[[ Source records open ]]

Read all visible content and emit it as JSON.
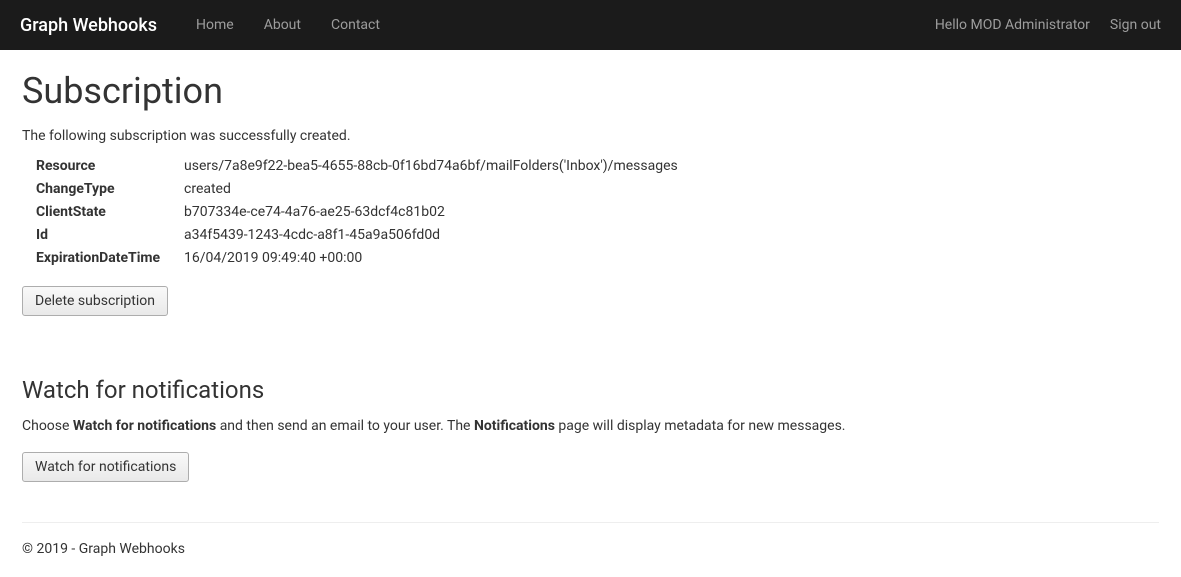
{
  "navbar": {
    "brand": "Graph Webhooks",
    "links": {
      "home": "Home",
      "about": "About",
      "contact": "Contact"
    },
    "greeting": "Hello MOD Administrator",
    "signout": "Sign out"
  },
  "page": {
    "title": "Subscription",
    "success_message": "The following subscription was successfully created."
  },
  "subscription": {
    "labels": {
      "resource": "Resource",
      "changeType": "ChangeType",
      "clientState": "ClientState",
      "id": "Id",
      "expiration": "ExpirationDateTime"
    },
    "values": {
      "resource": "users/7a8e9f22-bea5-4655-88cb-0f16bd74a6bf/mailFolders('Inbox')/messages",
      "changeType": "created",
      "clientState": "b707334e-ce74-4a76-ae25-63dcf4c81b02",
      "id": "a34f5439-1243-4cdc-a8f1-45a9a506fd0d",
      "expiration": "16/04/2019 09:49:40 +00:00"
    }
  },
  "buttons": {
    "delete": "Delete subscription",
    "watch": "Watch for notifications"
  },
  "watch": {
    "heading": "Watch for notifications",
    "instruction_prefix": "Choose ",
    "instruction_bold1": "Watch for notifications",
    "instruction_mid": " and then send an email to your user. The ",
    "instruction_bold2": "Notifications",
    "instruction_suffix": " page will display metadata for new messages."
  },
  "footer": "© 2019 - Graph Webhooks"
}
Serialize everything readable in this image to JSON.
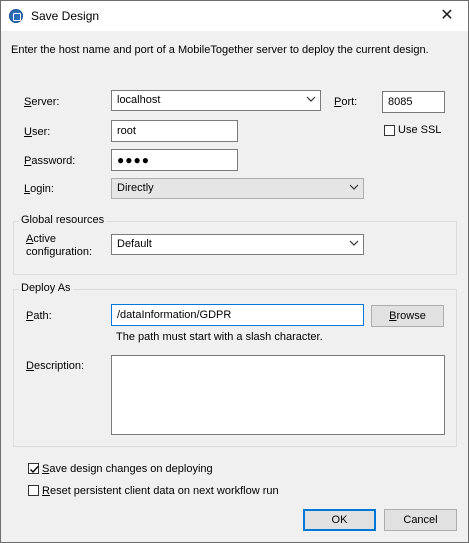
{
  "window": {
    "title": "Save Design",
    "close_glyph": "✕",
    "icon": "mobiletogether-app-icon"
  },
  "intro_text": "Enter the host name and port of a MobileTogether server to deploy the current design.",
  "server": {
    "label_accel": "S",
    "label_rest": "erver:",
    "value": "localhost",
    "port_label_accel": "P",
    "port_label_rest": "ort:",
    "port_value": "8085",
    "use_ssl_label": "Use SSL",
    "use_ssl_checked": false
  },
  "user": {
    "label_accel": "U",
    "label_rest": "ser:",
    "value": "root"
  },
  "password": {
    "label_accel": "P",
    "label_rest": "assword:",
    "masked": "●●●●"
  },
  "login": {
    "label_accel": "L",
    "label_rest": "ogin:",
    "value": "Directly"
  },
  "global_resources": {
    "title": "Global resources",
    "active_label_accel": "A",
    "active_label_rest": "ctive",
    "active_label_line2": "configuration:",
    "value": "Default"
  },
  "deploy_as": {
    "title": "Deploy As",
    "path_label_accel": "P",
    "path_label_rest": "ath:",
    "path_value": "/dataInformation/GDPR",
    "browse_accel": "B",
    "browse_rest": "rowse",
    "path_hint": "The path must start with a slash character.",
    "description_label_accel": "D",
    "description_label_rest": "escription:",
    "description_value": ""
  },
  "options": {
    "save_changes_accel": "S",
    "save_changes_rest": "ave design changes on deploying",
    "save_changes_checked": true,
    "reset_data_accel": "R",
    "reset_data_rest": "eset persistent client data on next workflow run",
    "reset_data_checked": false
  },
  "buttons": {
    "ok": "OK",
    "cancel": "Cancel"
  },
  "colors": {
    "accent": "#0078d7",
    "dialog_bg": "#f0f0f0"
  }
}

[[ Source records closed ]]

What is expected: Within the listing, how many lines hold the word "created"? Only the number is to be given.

Response to this task: 2